In a big-time moment on the road, for a team facing a potential three-game losing streak to start the season, the unlikely rookie answered the call.
“Like I said before, he’s one of the best shooters in the NBA, really good perimeter scorer,” Bird said of Redick. “For the team to trust me with that responsibility, with us being down on the road needing to get a win, I was hyped up and ready to go. I was ready for the challenge.”
Placing such a responsibility like guarding Redick on a night where it seemed like the Sixers marksman couldn’t miss on a player who was sitting on his couch three nights ago seems like a bold strategy. Head coach Brad Stevens, however, knew what he was doing.
“All the way through preseason and training camp I felt like he was one of our better perimeter defenders,” Stevens said. “I think he has huge upside. His rebounding spoke for itself in preseason practices. His ability to guard off the ball, especially shooters coming off screens is just really good. He’s not afraid, and you knew he’d step up.”

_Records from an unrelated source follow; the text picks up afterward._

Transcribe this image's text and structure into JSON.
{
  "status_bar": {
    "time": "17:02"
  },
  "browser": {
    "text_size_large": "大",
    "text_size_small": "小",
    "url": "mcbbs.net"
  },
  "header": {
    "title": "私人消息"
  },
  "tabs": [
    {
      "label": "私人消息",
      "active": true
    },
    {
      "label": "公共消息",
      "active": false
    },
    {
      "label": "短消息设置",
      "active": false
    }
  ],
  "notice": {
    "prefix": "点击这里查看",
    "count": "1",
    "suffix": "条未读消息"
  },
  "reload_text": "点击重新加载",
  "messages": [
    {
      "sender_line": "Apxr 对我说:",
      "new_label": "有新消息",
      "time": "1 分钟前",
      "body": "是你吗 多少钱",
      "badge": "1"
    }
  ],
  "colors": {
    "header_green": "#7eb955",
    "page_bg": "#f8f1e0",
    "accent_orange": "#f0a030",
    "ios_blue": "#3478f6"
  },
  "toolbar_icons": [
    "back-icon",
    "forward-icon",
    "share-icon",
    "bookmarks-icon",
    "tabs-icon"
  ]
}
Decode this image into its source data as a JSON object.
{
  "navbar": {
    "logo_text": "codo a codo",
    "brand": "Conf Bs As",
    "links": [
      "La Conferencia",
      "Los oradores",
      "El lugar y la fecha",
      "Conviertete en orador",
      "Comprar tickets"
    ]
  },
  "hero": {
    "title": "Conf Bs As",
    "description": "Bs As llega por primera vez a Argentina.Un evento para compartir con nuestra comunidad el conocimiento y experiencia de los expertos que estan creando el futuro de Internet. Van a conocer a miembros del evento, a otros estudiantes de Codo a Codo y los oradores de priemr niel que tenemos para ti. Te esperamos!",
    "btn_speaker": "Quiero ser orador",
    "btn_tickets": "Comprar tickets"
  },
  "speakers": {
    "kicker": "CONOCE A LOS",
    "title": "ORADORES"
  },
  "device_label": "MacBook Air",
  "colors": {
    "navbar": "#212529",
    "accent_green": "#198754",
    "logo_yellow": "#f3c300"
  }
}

Going from the couch to a red-eye flight from California to Boston, to the bench in Milwaukee, to the court in Philadelphia is nothing short of a whirlwind experience. With such a series of events, it’s hard to be coached into that moment. As a player, sometimes you have to just go out and play.
“I wasn’t prepared at all for tonight. Mentally I just had to lock into the game,” Bird said. “Coach just looked at me and said ‘Bird get Jaylen.’ ‘Alright.’ So that’s what I did.”
After signing Hayward to $127 million contract this summer, the Celtics were expecting the small forward to provide an elite scoring 1-2 scoring punch with Kyrie Irving. Obviously, at least for this season, Boston will need to move forward without that possibility. An opening night loss, followed by another defeat to Milwaukee the following night, had the Celtics 0-2 heading into Philadelphia and searching for answers a lot sooner than they may have anticipated just a week ago.
Bird’s journey during his first week in professional basketball represents how quickly things can change, and how the ripple effects of injuries and other moves have far outreaching waves.
“I was already packed, I was ready to go to the G-League,” Bird said. “We had training camp coming up. My bags were already packed, I was ready to get out the house. Then I got the call to go to Boston and I was like alright I’m ready to go, just gimmie a flight. And that’s what happened.”
All-star point guard, and Bird’s new teammate, Kyrie Irving doesn’t foresee the rookie leaving the clubhouse anytime soon. With the adversity the Boston Celtics have felt in the first week of the 2017-18 season, Bird’s addition and impact are a prime example of being ready when your number is called, and the culture this team is looking to create.
“Jabari is now probably gonna be on every trip with us,” Irving said. “Guys are gonna be called up and called upon to be ready to play. We just have to have that expectation that when we come into the game we’re gonna be able to play, and we trust one another and have each other’s backs.”
Mavs Guard Devin Harris on Personal Leave from Team
Guard Devin Harris will take an indefinite leave from the Dallas Mavericks after the tragic death of his brother, Bruce.
“I was with him yesterday and just encouraged him that when he’s ready to come on back,” coach Rick Carlisle said. “I don’t know when that will be. He can take as long as he needs.”
Source: Tim MacMahon of ESPN